Thank you for Tuesday’s “Berkeley Lite”. I appreciate news presented with a sense of humor – what a gift to be informed and to be able to smile simultaneously. You are going to spoil me; for future articles I will demand more humor so that I can belly laugh while learning.
But back to the serious matter of the difficulty of buying underwear in Berkeley. I hate it when our city officials, in this case the mayor, bashes Berkeley for being Berkeley. It seems to me that Berkeley residents, and for that matter, people from Walnut Creek, as well as all over the world, come to Berkeley for many reasons. They come for the university and its faculty and students, for the eccentricities of our political culture, for Chez Panisse, for Cody’s, Black Oaks and for all the other wonderful stores and artists scattered over various parts of Berkeley. Another, tiny, Berkeley gem, the Juice Bar Collective is where I recently hosted two women parliamentarians from Japan who came to Berkeley and Oakland expressly to personally thank Representative Barbara Lee and the Berkeley City Council members (Breland, Miao, Shirek, Spring, and Worthington) who introduced and voted for the “anti-war measure.” We thought that we would splurge, but it was Saturday lunch and Venezia and Chez Panisse Upstairs were closed. So the four of us bought lunch at the Juice Bar Collective and ate our shepherd’s pie and other goodies on the sidewalk outside of the Juice Bar. My guests were ecstatic with the quality of the food and the utter simplicity and folksiness and I was thrilled by my cleverness at bringing them there.

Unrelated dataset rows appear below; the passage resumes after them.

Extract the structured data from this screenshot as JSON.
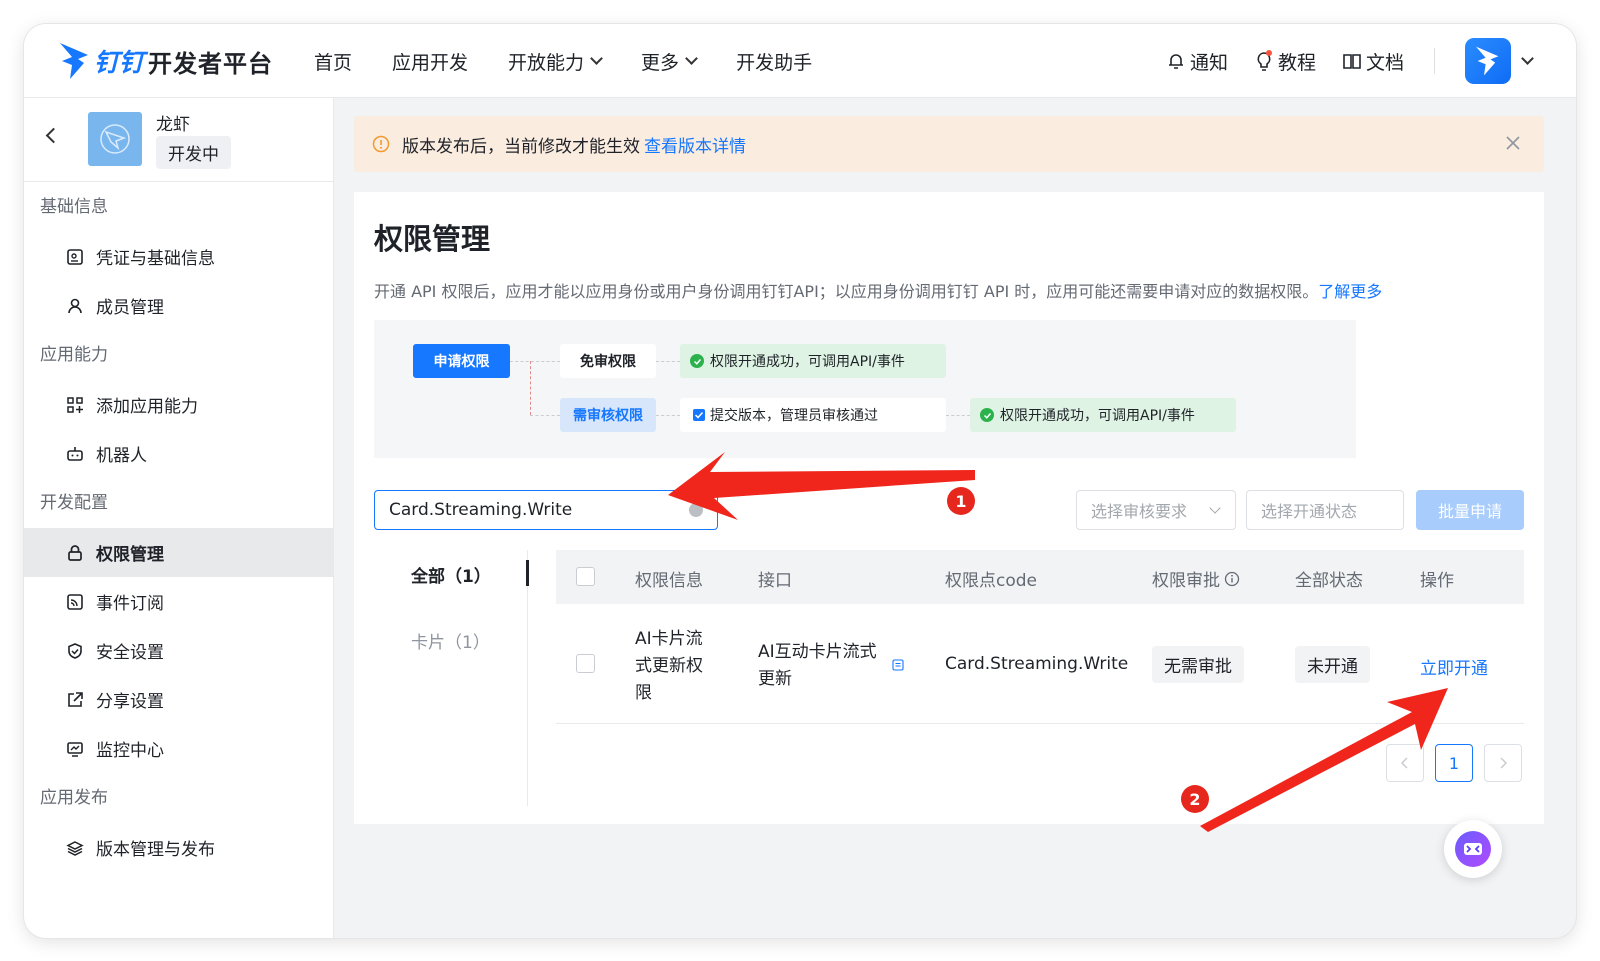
{
  "topbar": {
    "logo_ding": "钉钉",
    "logo_text": "开发者平台",
    "nav": [
      "首页",
      "应用开发",
      "开放能力",
      "更多",
      "开发助手"
    ],
    "tools": {
      "notice": "通知",
      "tutorial": "教程",
      "docs": "文档"
    }
  },
  "app": {
    "name": "龙虾",
    "status": "开发中"
  },
  "sidebar": {
    "sections": [
      "基础信息",
      "应用能力",
      "开发配置",
      "应用发布"
    ],
    "items": [
      "凭证与基础信息",
      "成员管理",
      "添加应用能力",
      "机器人",
      "权限管理",
      "事件订阅",
      "安全设置",
      "分享设置",
      "监控中心",
      "版本管理与发布"
    ]
  },
  "notice": {
    "text": "版本发布后，当前修改才能生效",
    "link": "查看版本详情"
  },
  "page": {
    "title": "权限管理",
    "desc": "开通 API 权限后，应用才能以应用身份或用户身份调用钉钉API；以应用身份调用钉钉 API 时，应用可能还需要申请对应的数据权限。",
    "desc_link": "了解更多"
  },
  "flow": {
    "apply": "申请权限",
    "free": "免审权限",
    "free_result": "权限开通成功，可调用API/事件",
    "review": "需审核权限",
    "review_step": "提交版本，管理员审核通过",
    "review_result": "权限开通成功，可调用API/事件"
  },
  "filters": {
    "search_value": "Card.Streaming.Write",
    "review_select": "选择审核要求",
    "status_select": "选择开通状态",
    "batch": "批量申请"
  },
  "tabs": [
    "全部（1）",
    "卡片（1）"
  ],
  "table": {
    "headers": [
      "权限信息",
      "接口",
      "权限点code",
      "权限审批",
      "全部状态",
      "操作"
    ],
    "rows": [
      {
        "perm_l1": "AI卡片流",
        "perm_l2": "式更新权",
        "perm_l3": "限",
        "api_l1": "AI互动卡片流式",
        "api_l2": "更新",
        "code": "Card.Streaming.Write",
        "approval": "无需审批",
        "status": "未开通",
        "action": "立即开通"
      }
    ]
  },
  "pager": {
    "current": "1"
  },
  "annotations": {
    "badge1": "1",
    "badge2": "2"
  },
  "colors": {
    "accent": "#1677ff",
    "annotation": "#e6271d",
    "notice_bg": "#fbece0",
    "success_bg": "#dff3e4"
  }
}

And oh yes, for appetizers we started with just-out-of-the-oven breads, and olives at the Cheese Board Collective, another Berkeley treasure. Our international visitors stayed at the Shattuck Hotel (for three nights) and bought gifts (underwear?) at Ross’ across from their hotel, then to Walgreens for multiple vitamins to bring back to Tokyo. They were charmed and delighted by Berkeley and it was fun for me to see the virtues (retail and conscience) of Berkeley through their eyes. I don’t believe that a trip to Walnut Creek would have left (yes) the experience, left an impression of a community, that had creative people doing Nobel quality work as well as having bakers producing bread that is better than Paris’. They want to come back. And some of us, would like to have them come back, not only for what they will spend in Berkeley but for their company.